* **Exercise goal**
From the listing below, copy out every line where the word "this" appears.

+--

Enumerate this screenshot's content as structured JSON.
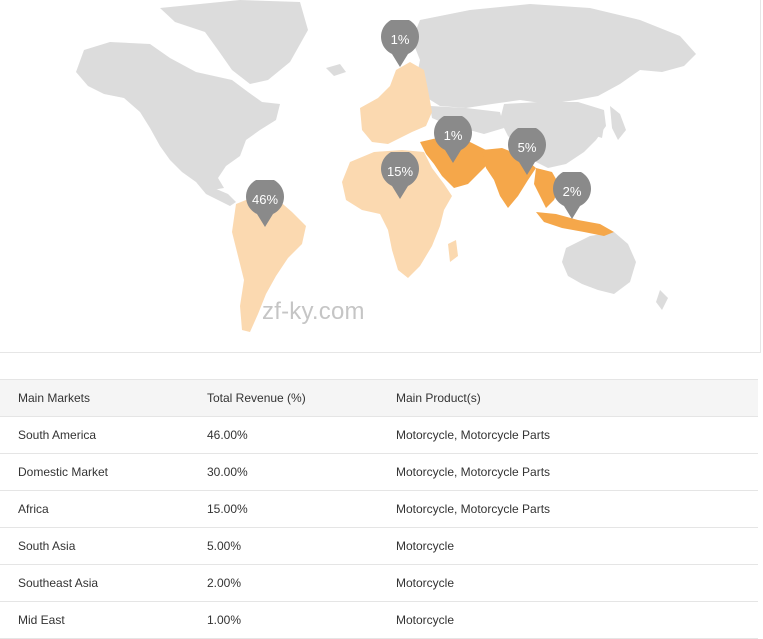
{
  "map": {
    "watermark": "zf-ky.com",
    "colors": {
      "land": "#dcdcdc",
      "light_market": "#fbd9b0",
      "dark_market": "#f5a74a",
      "pin": "#8a8a8a"
    },
    "pins": [
      {
        "label": "46%",
        "market": "South America"
      },
      {
        "label": "1%",
        "market": "Domestic Market"
      },
      {
        "label": "15%",
        "market": "Africa"
      },
      {
        "label": "1%",
        "market": "Mid East"
      },
      {
        "label": "5%",
        "market": "South Asia"
      },
      {
        "label": "2%",
        "market": "Southeast Asia"
      }
    ]
  },
  "table": {
    "headers": [
      "Main Markets",
      "Total Revenue (%)",
      "Main Product(s)"
    ],
    "rows": [
      {
        "market": "South America",
        "revenue": "46.00%",
        "products": "Motorcycle, Motorcycle Parts"
      },
      {
        "market": "Domestic Market",
        "revenue": "30.00%",
        "products": "Motorcycle, Motorcycle Parts"
      },
      {
        "market": "Africa",
        "revenue": "15.00%",
        "products": "Motorcycle, Motorcycle Parts"
      },
      {
        "market": "South Asia",
        "revenue": "5.00%",
        "products": "Motorcycle"
      },
      {
        "market": "Southeast Asia",
        "revenue": "2.00%",
        "products": "Motorcycle"
      },
      {
        "market": "Mid East",
        "revenue": "1.00%",
        "products": "Motorcycle"
      }
    ]
  }
}
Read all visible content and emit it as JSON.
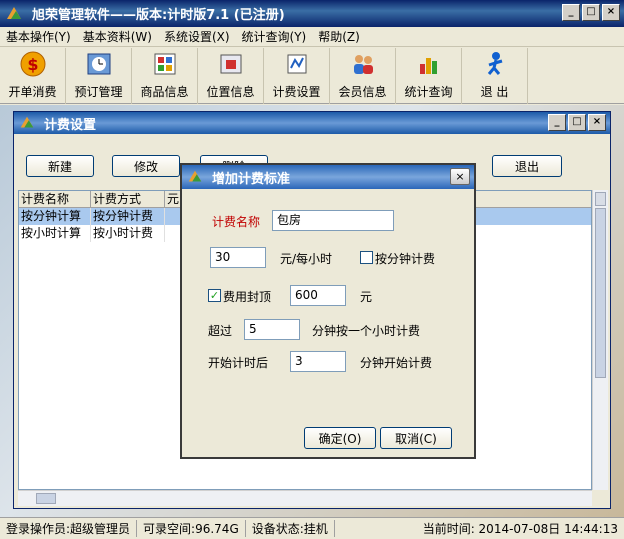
{
  "app": {
    "title": "旭荣管理软件——版本:计时版7.1 (已注册)"
  },
  "menu": [
    "基本操作(Y)",
    "基本资料(W)",
    "系统设置(X)",
    "统计查询(Y)",
    "帮助(Z)"
  ],
  "toolbar": [
    {
      "label": "开单消费",
      "icon": "coin-icon"
    },
    {
      "label": "预订管理",
      "icon": "clock-icon"
    },
    {
      "label": "商品信息",
      "icon": "grid-icon"
    },
    {
      "label": "位置信息",
      "icon": "map-icon"
    },
    {
      "label": "计费设置",
      "icon": "billing-icon"
    },
    {
      "label": "会员信息",
      "icon": "members-icon"
    },
    {
      "label": "统计查询",
      "icon": "chart-icon"
    },
    {
      "label": "退 出",
      "icon": "exit-icon"
    }
  ],
  "inner_window": {
    "title": "计费设置",
    "buttons": {
      "new": "新建",
      "edit": "修改",
      "delete": "删除",
      "exit": "退出"
    },
    "columns": [
      "计费名称",
      "计费方式",
      "元"
    ],
    "rows": [
      [
        "按分钟计算",
        "按分钟计费"
      ],
      [
        "按小时计算",
        "按小时计费"
      ]
    ]
  },
  "dialog": {
    "title": "增加计费标准",
    "name_label": "计费名称",
    "name_value": "包房",
    "price_value": "30",
    "price_unit": "元/每小时",
    "by_minute_label": "按分钟计费",
    "cap_label": "费用封顶",
    "cap_value": "600",
    "cap_unit": "元",
    "exceed_label": "超过",
    "exceed_value": "5",
    "exceed_suffix": "分钟按一个小时计费",
    "start_label": "开始计时后",
    "start_value": "3",
    "start_suffix": "分钟开始计费",
    "ok_label": "确定(O)",
    "cancel_label": "取消(C)"
  },
  "status": {
    "operator": "登录操作员:超级管理员",
    "space": "可录空间:96.74G",
    "device": "设备状态:挂机",
    "time": "当前时间: 2014-07-08日 14:44:13"
  },
  "colors": {
    "title_blue": "#0a246a",
    "selection": "#a9c9ee",
    "label_red": "#c00000"
  }
}
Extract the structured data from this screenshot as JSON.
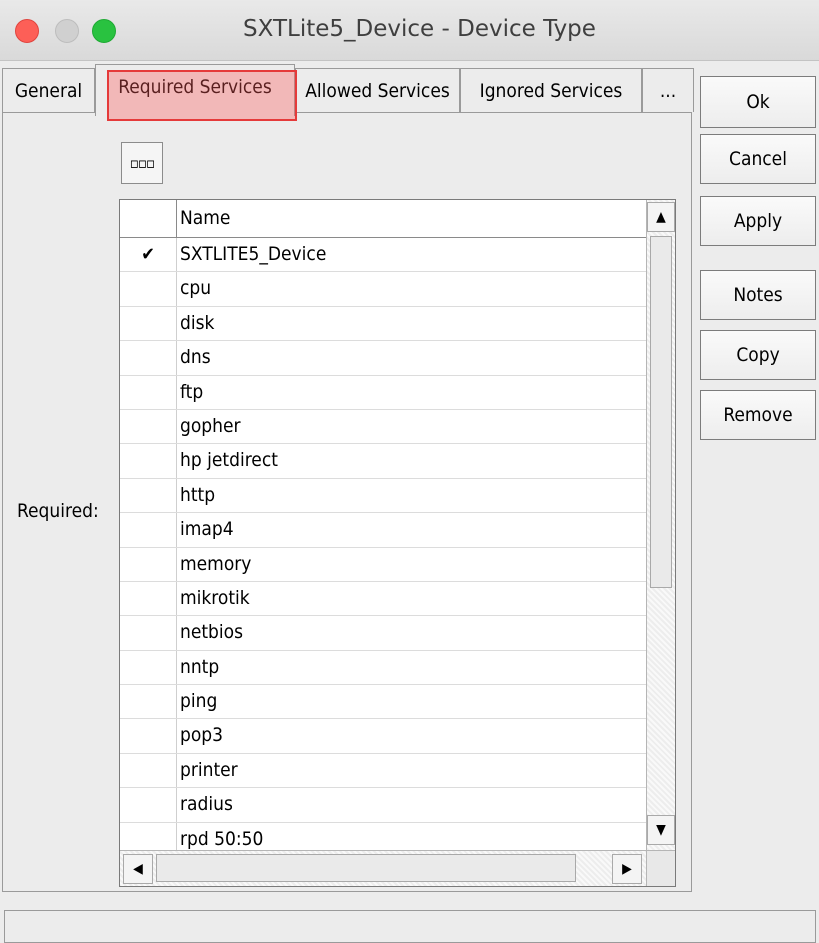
{
  "window": {
    "title": "SXTLite5_Device - Device Type"
  },
  "tabs": [
    {
      "label": "General"
    },
    {
      "label": "Required Services",
      "active": true
    },
    {
      "label": "Allowed Services"
    },
    {
      "label": "Ignored Services"
    },
    {
      "label": "..."
    }
  ],
  "toolbar": {
    "menu_button_label": "▫▫▫"
  },
  "form": {
    "required_label": "Required:"
  },
  "table": {
    "columns": [
      "",
      "Name"
    ],
    "rows": [
      {
        "checked": true,
        "check_glyph": "✔",
        "name": "SXTLITE5_Device"
      },
      {
        "checked": false,
        "check_glyph": "",
        "name": "cpu"
      },
      {
        "checked": false,
        "check_glyph": "",
        "name": "disk"
      },
      {
        "checked": false,
        "check_glyph": "",
        "name": "dns"
      },
      {
        "checked": false,
        "check_glyph": "",
        "name": "ftp"
      },
      {
        "checked": false,
        "check_glyph": "",
        "name": "gopher"
      },
      {
        "checked": false,
        "check_glyph": "",
        "name": "hp jetdirect"
      },
      {
        "checked": false,
        "check_glyph": "",
        "name": "http"
      },
      {
        "checked": false,
        "check_glyph": "",
        "name": "imap4"
      },
      {
        "checked": false,
        "check_glyph": "",
        "name": "memory"
      },
      {
        "checked": false,
        "check_glyph": "",
        "name": "mikrotik"
      },
      {
        "checked": false,
        "check_glyph": "",
        "name": "netbios"
      },
      {
        "checked": false,
        "check_glyph": "",
        "name": "nntp"
      },
      {
        "checked": false,
        "check_glyph": "",
        "name": "ping"
      },
      {
        "checked": false,
        "check_glyph": "",
        "name": "pop3"
      },
      {
        "checked": false,
        "check_glyph": "",
        "name": "printer"
      },
      {
        "checked": false,
        "check_glyph": "",
        "name": "radius"
      },
      {
        "checked": false,
        "check_glyph": "",
        "name": "rpd 50:50"
      }
    ]
  },
  "scroll": {
    "up_glyph": "▲",
    "down_glyph": "▼",
    "left_glyph": "◀",
    "right_glyph": "▶"
  },
  "buttons": {
    "ok": "Ok",
    "cancel": "Cancel",
    "apply": "Apply",
    "notes": "Notes",
    "copy": "Copy",
    "remove": "Remove"
  },
  "status": {
    "text": ""
  },
  "colors": {
    "close": "#fd5f57",
    "minimize": "#d0d0d0",
    "maximize": "#29c240",
    "highlight": "#e53a3a"
  }
}
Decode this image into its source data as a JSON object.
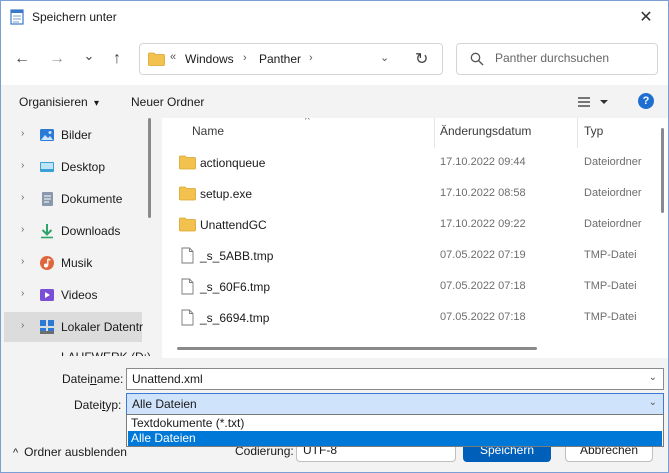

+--

* **Expected answer**
Enumerate this screenshot's content as structured JSON.
Extract the structured data from this screenshot as JSON.
Decode this image into its source data as a JSON object.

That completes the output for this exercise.